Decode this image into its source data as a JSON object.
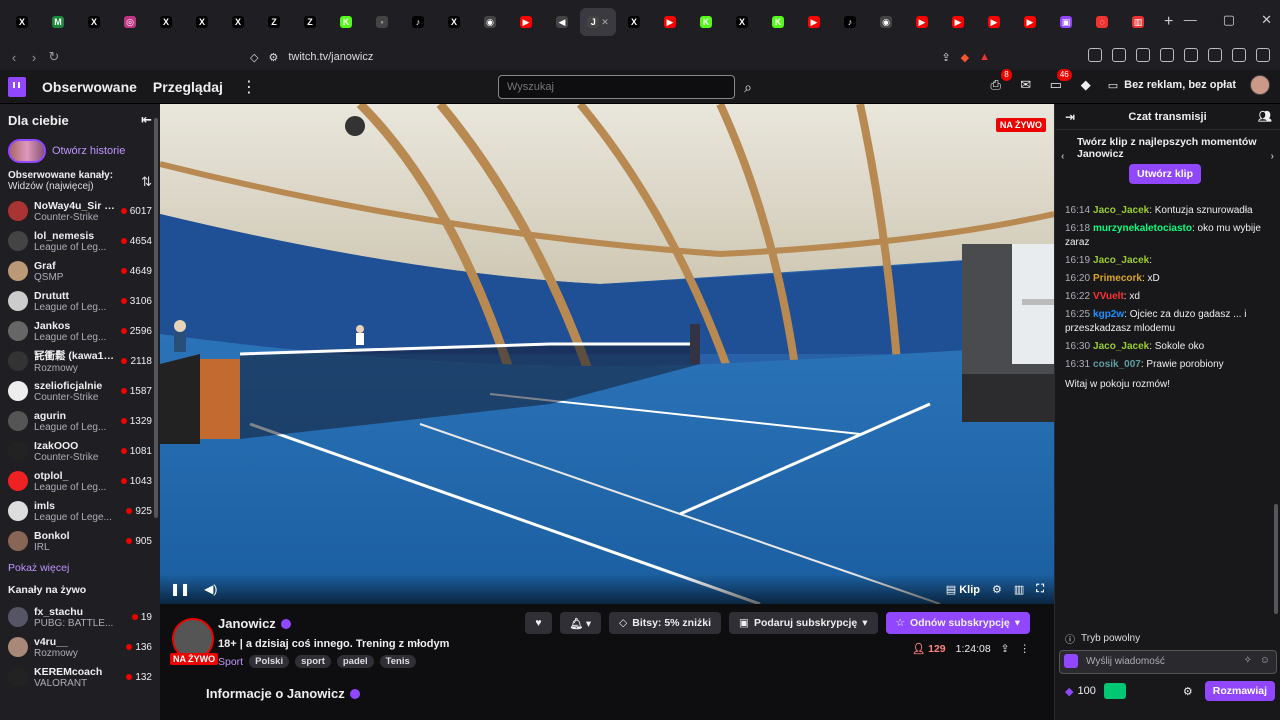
{
  "browser": {
    "tabs": [
      {
        "icon": "X",
        "color": "#000000"
      },
      {
        "icon": "M",
        "color": "#1a8a3a"
      },
      {
        "icon": "X",
        "color": "#000000"
      },
      {
        "icon": "◎",
        "color": "#c13584"
      },
      {
        "icon": "X",
        "color": "#000000"
      },
      {
        "icon": "X",
        "color": "#000000"
      },
      {
        "icon": "X",
        "color": "#000000"
      },
      {
        "icon": "Z",
        "color": "#000000"
      },
      {
        "icon": "Z",
        "color": "#000000"
      },
      {
        "icon": "K",
        "color": "#53fc18"
      },
      {
        "icon": "◦",
        "color": "#444"
      },
      {
        "icon": "♪",
        "color": "#000000"
      },
      {
        "icon": "X",
        "color": "#000000"
      },
      {
        "icon": "◉",
        "color": "#444"
      },
      {
        "icon": "▶",
        "color": "#ff0000"
      },
      {
        "icon": "◀",
        "color": "#444"
      },
      {
        "icon": "J",
        "color": "#444"
      },
      {
        "icon": "X",
        "color": "#000000"
      },
      {
        "icon": "▶",
        "color": "#ff0000"
      },
      {
        "icon": "K",
        "color": "#53fc18"
      },
      {
        "icon": "X",
        "color": "#000000"
      },
      {
        "icon": "K",
        "color": "#53fc18"
      },
      {
        "icon": "▶",
        "color": "#ff0000"
      },
      {
        "icon": "♪",
        "color": "#000000"
      },
      {
        "icon": "◉",
        "color": "#444"
      },
      {
        "icon": "▶",
        "color": "#ff0000"
      },
      {
        "icon": "▶",
        "color": "#ff0000"
      },
      {
        "icon": "▶",
        "color": "#ff0000"
      },
      {
        "icon": "▶",
        "color": "#ff0000"
      },
      {
        "icon": "▣",
        "color": "#9147ff"
      },
      {
        "icon": "◌",
        "color": "#e33"
      },
      {
        "icon": "▥",
        "color": "#e33"
      }
    ],
    "url": "twitch.tv/janowicz"
  },
  "nav": {
    "following": "Obserwowane",
    "browse": "Przeglądaj",
    "search_placeholder": "Wyszukaj",
    "inbox_badge": "8",
    "notif_badge": "46",
    "prime": "Bez reklam, bez opłat"
  },
  "sidebar": {
    "for_you": "Dla ciebie",
    "stories": "Otwórz historie",
    "followed_label": "Obserwowane kanały:",
    "sort_label": "Widzów (najwięcej)",
    "channels": [
      {
        "name": "NoWay4u_Sir +2",
        "game": "Counter-Strike",
        "viewers": "6017",
        "color": "#a33"
      },
      {
        "name": "lol_nemesis",
        "game": "League of Leg...",
        "viewers": "4654",
        "color": "#444"
      },
      {
        "name": "Graf",
        "game": "QSMP",
        "viewers": "4649",
        "color": "#b97"
      },
      {
        "name": "Drututt",
        "game": "League of Leg...",
        "viewers": "3106",
        "color": "#ccc"
      },
      {
        "name": "Jankos",
        "game": "League of Leg...",
        "viewers": "2596",
        "color": "#666"
      },
      {
        "name": "㓃衝鬆 (kawa1s...",
        "game": "Rozmowy",
        "viewers": "2118",
        "color": "#333"
      },
      {
        "name": "szelioficjalnie",
        "game": "Counter-Strike",
        "viewers": "1587",
        "color": "#eee"
      },
      {
        "name": "agurin",
        "game": "League of Leg...",
        "viewers": "1329",
        "color": "#555"
      },
      {
        "name": "IzakOOO",
        "game": "Counter-Strike",
        "viewers": "1081",
        "color": "#222"
      },
      {
        "name": "otplol_",
        "game": "League of Leg...",
        "viewers": "1043",
        "color": "#e22"
      },
      {
        "name": "imls",
        "game": "League of Lege...",
        "viewers": "925",
        "color": "#ddd"
      },
      {
        "name": "Bonkol",
        "game": "IRL",
        "viewers": "905",
        "color": "#865"
      }
    ],
    "show_more": "Pokaż więcej",
    "live_channels": "Kanały na żywo",
    "live": [
      {
        "name": "fx_stachu",
        "game": "PUBG: BATTLE...",
        "viewers": "19",
        "color": "#556"
      },
      {
        "name": "v4ru__",
        "game": "Rozmowy",
        "viewers": "136",
        "color": "#a87"
      },
      {
        "name": "KEREMcoach",
        "game": "VALORANT",
        "viewers": "132",
        "color": "#222"
      }
    ]
  },
  "player": {
    "live_tag": "NA ŻYWO",
    "clip": "Klip"
  },
  "stream": {
    "channel": "Janowicz",
    "live": "NA ŻYWO",
    "title": "18+ | a dzisiaj coś innego. Trening z młodym",
    "category": "Sport",
    "tags": [
      "Polski",
      "sport",
      "padel",
      "Tenis"
    ],
    "bits": "Bitsy: 5% zniżki",
    "gift": "Podaruj subskrypcję",
    "resub": "Odnów subskrypcję",
    "viewers": "129",
    "uptime": "1:24:08",
    "about": "Informacje o Janowicz"
  },
  "chat": {
    "title": "Czat transmisji",
    "promo": "Twórz klip z najlepszych momentów Janowicz",
    "clip_btn": "Utwórz klip",
    "messages": [
      {
        "t": "16:14",
        "u": "Jaco_Jacek",
        "c": "#9acd32",
        "m": ": Kontuzja sznurowadła"
      },
      {
        "t": "16:18",
        "u": "murzynekaletociasto",
        "c": "#00ff7f",
        "m": ": oko mu wybije zaraz"
      },
      {
        "t": "16:19",
        "u": "Jaco_Jacek",
        "c": "#9acd32",
        "m": ":"
      },
      {
        "t": "16:20",
        "u": "Primecork",
        "c": "#daa520",
        "m": ": xD"
      },
      {
        "t": "16:22",
        "u": "VVuelt",
        "c": "#ff3030",
        "m": ": xd"
      },
      {
        "t": "16:25",
        "u": "kgp2w",
        "c": "#1e90ff",
        "m": ": Ojciec za duzo gadasz ... i przeszkadzasz mlodemu"
      },
      {
        "t": "16:30",
        "u": "Jaco_Jacek",
        "c": "#9acd32",
        "m": ": Sokole oko"
      },
      {
        "t": "16:31",
        "u": "cosik_007",
        "c": "#5f9ea0",
        "m": ": Prawie porobiony"
      }
    ],
    "welcome": "Witaj w pokoju rozmów!",
    "slow_mode": "Tryb powolny",
    "input_placeholder": "Wyślij wiadomość",
    "points": "100",
    "send": "Rozmawiaj"
  },
  "colors": {
    "accent": "#9147ff",
    "live": "#eb0400",
    "bg": "#0e0e10"
  }
}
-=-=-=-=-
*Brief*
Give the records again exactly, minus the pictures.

*Written reply*
Decode this image into its source data as a JSON object.
{
  "browser": {
    "tabs": [
      {
        "icon": "X",
        "color": "#000000"
      },
      {
        "icon": "M",
        "color": "#1a8a3a"
      },
      {
        "icon": "X",
        "color": "#000000"
      },
      {
        "icon": "◎",
        "color": "#c13584"
      },
      {
        "icon": "X",
        "color": "#000000"
      },
      {
        "icon": "X",
        "color": "#000000"
      },
      {
        "icon": "X",
        "color": "#000000"
      },
      {
        "icon": "Z",
        "color": "#000000"
      },
      {
        "icon": "Z",
        "color": "#000000"
      },
      {
        "icon": "K",
        "color": "#53fc18"
      },
      {
        "icon": "◦",
        "color": "#444"
      },
      {
        "icon": "♪",
        "color": "#000000"
      },
      {
        "icon": "X",
        "color": "#000000"
      },
      {
        "icon": "◉",
        "color": "#444"
      },
      {
        "icon": "▶",
        "color": "#ff0000"
      },
      {
        "icon": "◀",
        "color": "#444"
      },
      {
        "icon": "J",
        "color": "#444"
      },
      {
        "icon": "X",
        "color": "#000000"
      },
      {
        "icon": "▶",
        "color": "#ff0000"
      },
      {
        "icon": "K",
        "color": "#53fc18"
      },
      {
        "icon": "X",
        "color": "#000000"
      },
      {
        "icon": "K",
        "color": "#53fc18"
      },
      {
        "icon": "▶",
        "color": "#ff0000"
      },
      {
        "icon": "♪",
        "color": "#000000"
      },
      {
        "icon": "◉",
        "color": "#444"
      },
      {
        "icon": "▶",
        "color": "#ff0000"
      },
      {
        "icon": "▶",
        "color": "#ff0000"
      },
      {
        "icon": "▶",
        "color": "#ff0000"
      },
      {
        "icon": "▶",
        "color": "#ff0000"
      },
      {
        "icon": "▣",
        "color": "#9147ff"
      },
      {
        "icon": "◌",
        "color": "#e33"
      },
      {
        "icon": "▥",
        "color": "#e33"
      }
    ],
    "url": "twitch.tv/janowicz"
  },
  "nav": {
    "following": "Obserwowane",
    "browse": "Przeglądaj",
    "search_placeholder": "Wyszukaj",
    "inbox_badge": "8",
    "notif_badge": "46",
    "prime": "Bez reklam, bez opłat"
  },
  "sidebar": {
    "for_you": "Dla ciebie",
    "stories": "Otwórz historie",
    "followed_label": "Obserwowane kanały:",
    "sort_label": "Widzów (najwięcej)",
    "channels": [
      {
        "name": "NoWay4u_Sir +2",
        "game": "Counter-Strike",
        "viewers": "6017",
        "color": "#a33"
      },
      {
        "name": "lol_nemesis",
        "game": "League of Leg...",
        "viewers": "4654",
        "color": "#444"
      },
      {
        "name": "Graf",
        "game": "QSMP",
        "viewers": "4649",
        "color": "#b97"
      },
      {
        "name": "Drututt",
        "game": "League of Leg...",
        "viewers": "3106",
        "color": "#ccc"
      },
      {
        "name": "Jankos",
        "game": "League of Leg...",
        "viewers": "2596",
        "color": "#666"
      },
      {
        "name": "㓃衝鬆 (kawa1s...",
        "game": "Rozmowy",
        "viewers": "2118",
        "color": "#333"
      },
      {
        "name": "szelioficjalnie",
        "game": "Counter-Strike",
        "viewers": "1587",
        "color": "#eee"
      },
      {
        "name": "agurin",
        "game": "League of Leg...",
        "viewers": "1329",
        "color": "#555"
      },
      {
        "name": "IzakOOO",
        "game": "Counter-Strike",
        "viewers": "1081",
        "color": "#222"
      },
      {
        "name": "otplol_",
        "game": "League of Leg...",
        "viewers": "1043",
        "color": "#e22"
      },
      {
        "name": "imls",
        "game": "League of Lege...",
        "viewers": "925",
        "color": "#ddd"
      },
      {
        "name": "Bonkol",
        "game": "IRL",
        "viewers": "905",
        "color": "#865"
      }
    ],
    "show_more": "Pokaż więcej",
    "live_channels": "Kanały na żywo",
    "live": [
      {
        "name": "fx_stachu",
        "game": "PUBG: BATTLE...",
        "viewers": "19",
        "color": "#556"
      },
      {
        "name": "v4ru__",
        "game": "Rozmowy",
        "viewers": "136",
        "color": "#a87"
      },
      {
        "name": "KEREMcoach",
        "game": "VALORANT",
        "viewers": "132",
        "color": "#222"
      }
    ]
  },
  "player": {
    "live_tag": "NA ŻYWO",
    "clip": "Klip"
  },
  "stream": {
    "channel": "Janowicz",
    "live": "NA ŻYWO",
    "title": "18+ | a dzisiaj coś innego. Trening z młodym",
    "category": "Sport",
    "tags": [
      "Polski",
      "sport",
      "padel",
      "Tenis"
    ],
    "bits": "Bitsy: 5% zniżki",
    "gift": "Podaruj subskrypcję",
    "resub": "Odnów subskrypcję",
    "viewers": "129",
    "uptime": "1:24:08",
    "about": "Informacje o Janowicz"
  },
  "chat": {
    "title": "Czat transmisji",
    "promo": "Twórz klip z najlepszych momentów Janowicz",
    "clip_btn": "Utwórz klip",
    "messages": [
      {
        "t": "16:14",
        "u": "Jaco_Jacek",
        "c": "#9acd32",
        "m": ": Kontuzja sznurowadła"
      },
      {
        "t": "16:18",
        "u": "murzynekaletociasto",
        "c": "#00ff7f",
        "m": ": oko mu wybije zaraz"
      },
      {
        "t": "16:19",
        "u": "Jaco_Jacek",
        "c": "#9acd32",
        "m": ":"
      },
      {
        "t": "16:20",
        "u": "Primecork",
        "c": "#daa520",
        "m": ": xD"
      },
      {
        "t": "16:22",
        "u": "VVuelt",
        "c": "#ff3030",
        "m": ": xd"
      },
      {
        "t": "16:25",
        "u": "kgp2w",
        "c": "#1e90ff",
        "m": ": Ojciec za duzo gadasz ... i przeszkadzasz mlodemu"
      },
      {
        "t": "16:30",
        "u": "Jaco_Jacek",
        "c": "#9acd32",
        "m": ": Sokole oko"
      },
      {
        "t": "16:31",
        "u": "cosik_007",
        "c": "#5f9ea0",
        "m": ": Prawie porobiony"
      }
    ],
    "welcome": "Witaj w pokoju rozmów!",
    "slow_mode": "Tryb powolny",
    "input_placeholder": "Wyślij wiadomość",
    "points": "100",
    "send": "Rozmawiaj"
  },
  "colors": {
    "accent": "#9147ff",
    "live": "#eb0400",
    "bg": "#0e0e10"
  }
}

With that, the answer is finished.